Here, then, are the first half of the pictures from my second day in Belfast. In the morning we returned to the magnificent sets of The City of Ember and had a chance to talk to Martin Landau; in the afternoon we took a tour of spots from Northern Ireland’s Troubles, and the headed off to the Giant’s Causeway, one of the most amazing sites I have ever beheld in my life. That part of day two will be documented in Photos Part 3, so as to not make the page too big to load.
Right now it’s late on my last night in Dublin. Tomorrow I head to Budapest for a visit to the Hellboy II set, which should be spectacular. In the meantime I am already missing the beautiful and friendly nation of Ireland. I can’t wait to get back here some day.
Belfast City Hall.
One of the zillion pubs I saw in Ireland, but this one is notable for having pool, snooker, a cafe AND a tanning salon.
Republican murals in Belfast. The city of Belfast is doused in murals like these, from both sides, telling a political and personal history.
Kieran Nugent was an Irish freedom fighter, battling against British occupation of his homeland. When he was arrested and issued a standard prison uniform, he refused to wear it, saying he was a political prisoner. No other clothes were issued to him, so he did his time wearing only a blanket, thus becoming a blanketman. Other republican fighters took up his protest, and Nugent helped spark a prison protest wave that ended up with the famous 1981 Hunger Strike which led to the deaths of seven IRA and three INLA members. That’s me being a lame Yank tourist in front of this mural commemorating a brave man.
These murals are in the Lower Shankill Estate, and they tell a different story. Shankill is a loyalist area, which wants to be under British rule. They call IRA gunmen and bombers terrorists while their own are paramilitaries, and celebrate them in paint. The Lower Shankill Estate is a housing project, with these murals – and many others – adorning the sides of the buildings. It was strange to be standing in a place that had seen such violence.
The so-called Peace Wall dividing the loyalist areas from the republican areas. This wall has stood longer than the Berlin Wall, and is adorned with graffitti pleading for peace.
One view of Shankill Road, the beating heart of loyalist Belfast. Standing here was strange for me, an armchair American republican. To the left of this picture is a place called The Royal Pub. It was from here that the Shankill Butchers operated – these loyalist terrorists (or Ulster Volunteer Force) would abduct Catholics who had nothing to do with the IRA and torture and murder them.

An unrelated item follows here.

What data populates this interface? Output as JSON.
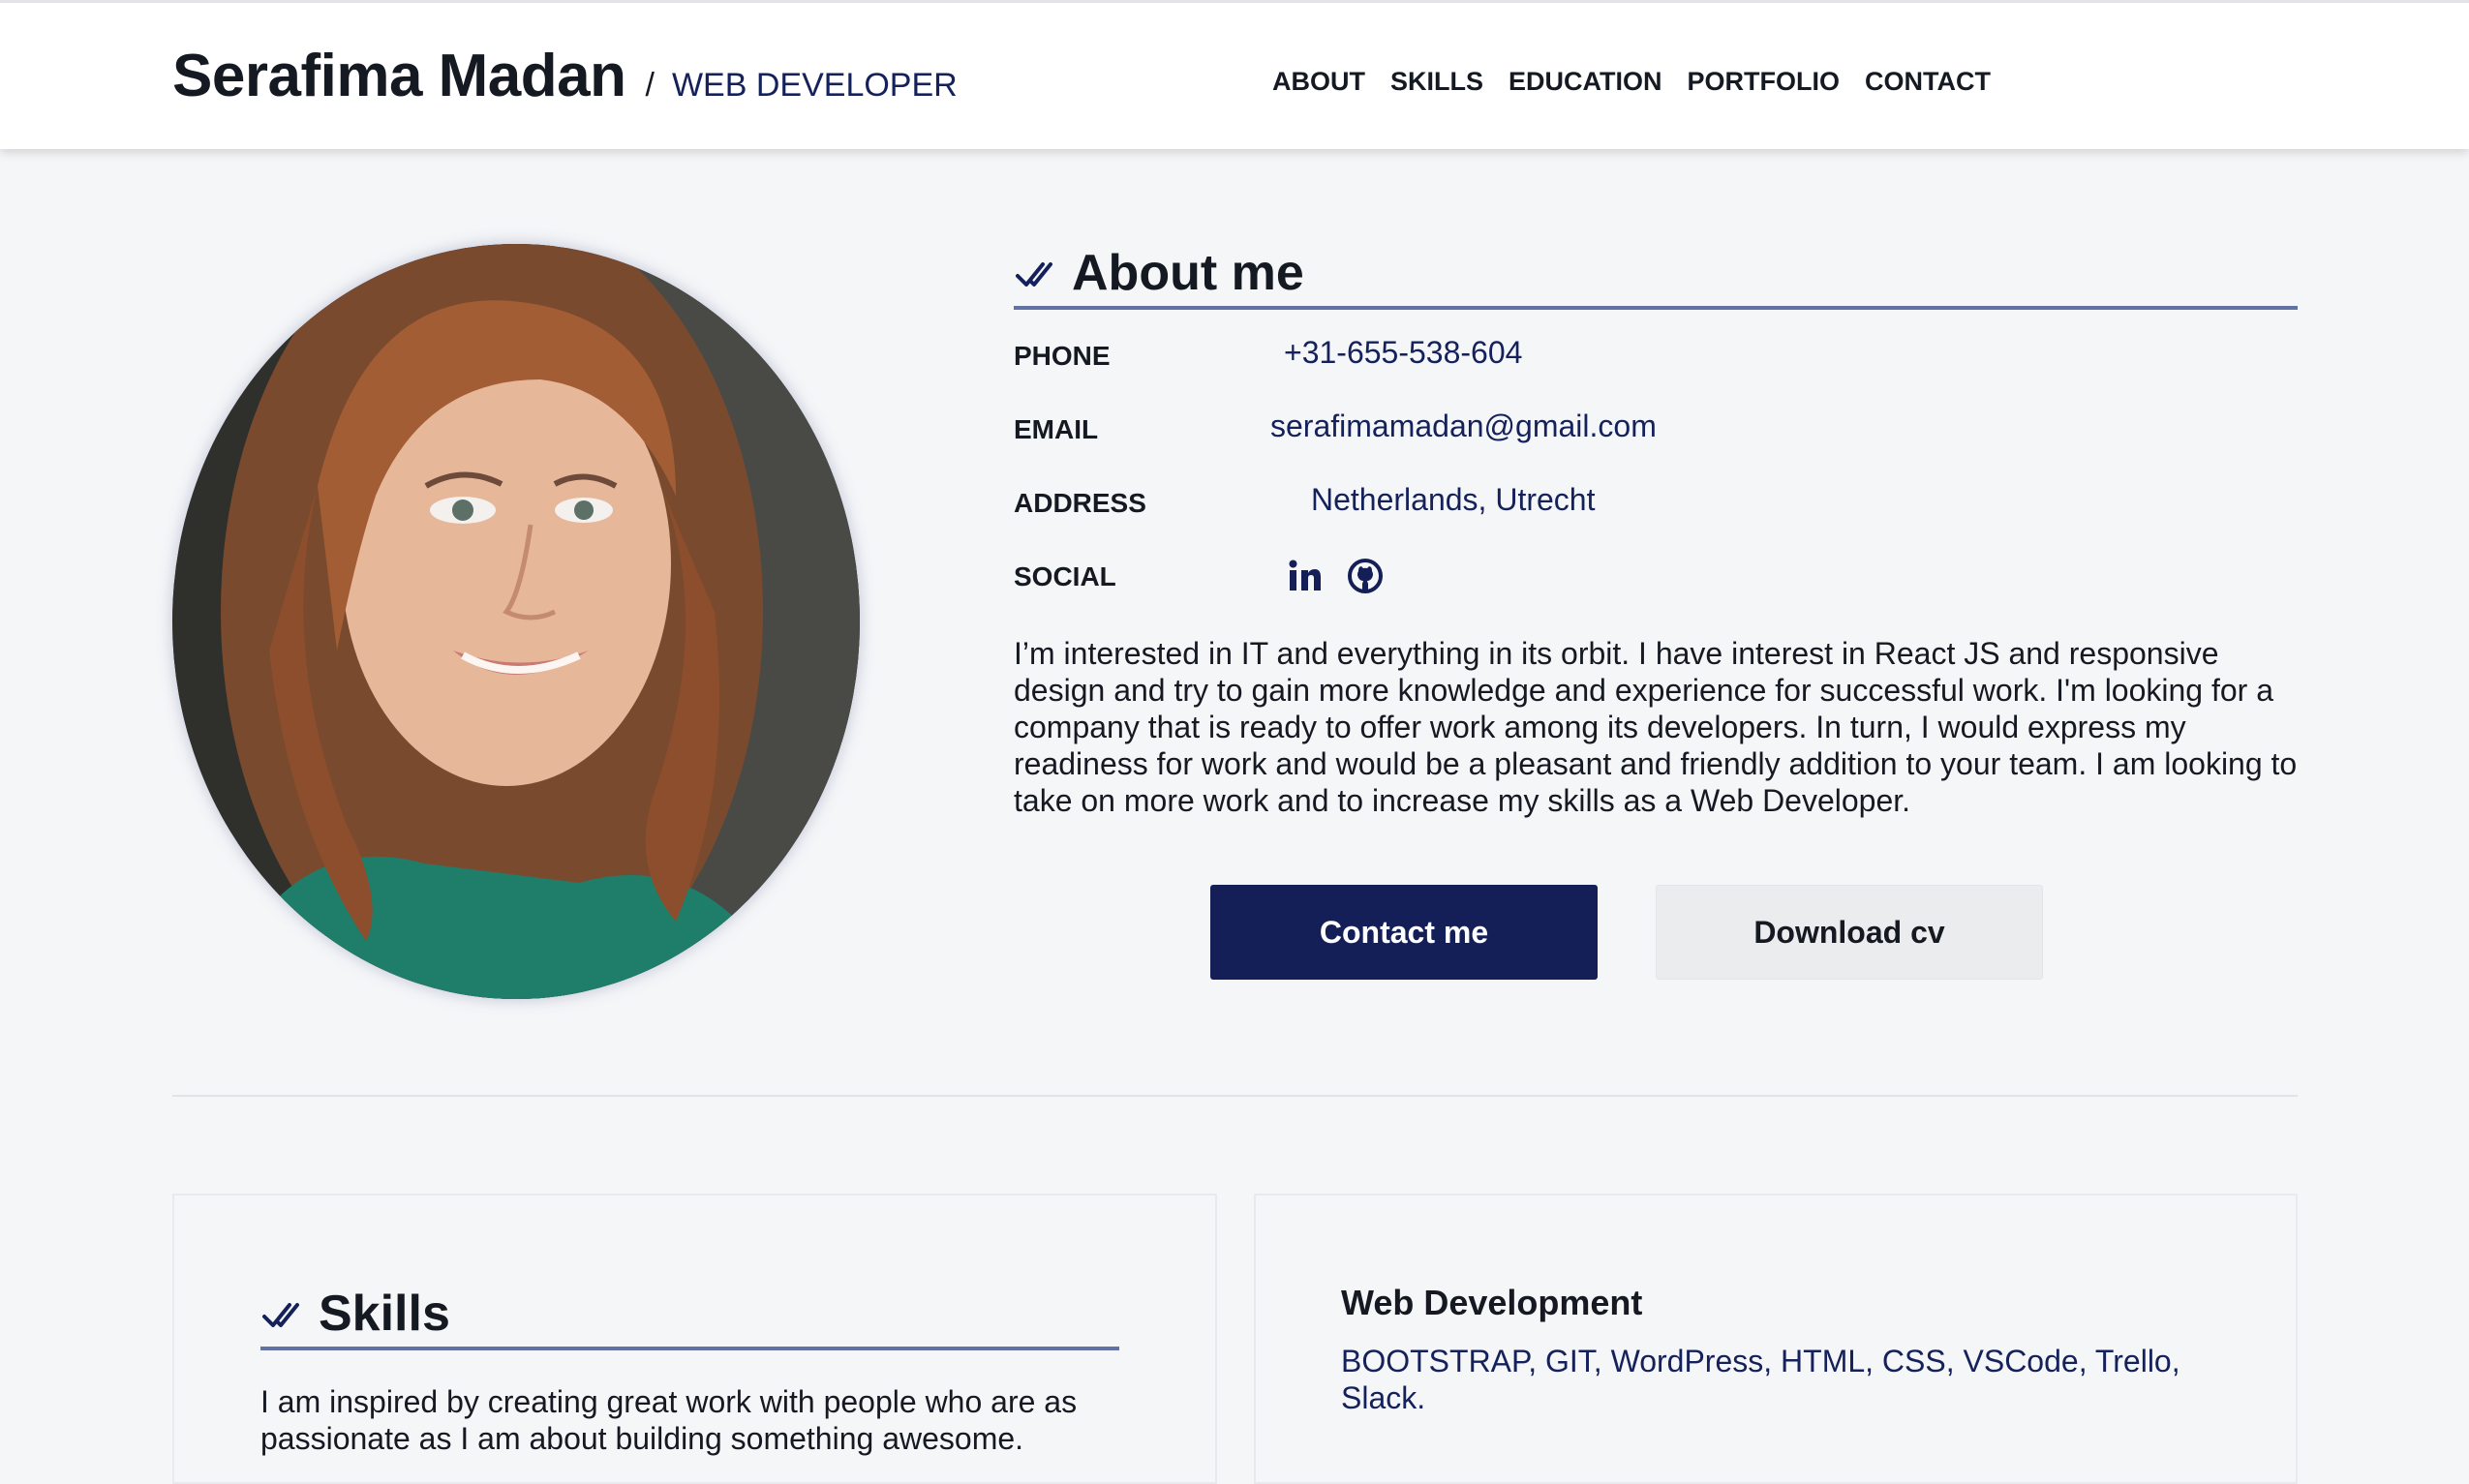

Another view of the Shankill Road. British Union Jacks hang proudly over Irish soil.
Stax from IGN is on the left; I’m on the right. I think the two of us were the most moved by the tour of Belfast’s Troubles spots, although it probably meant even more to Stax, who spent years in the Republic of Ireland as a young man.
The Peace Wall.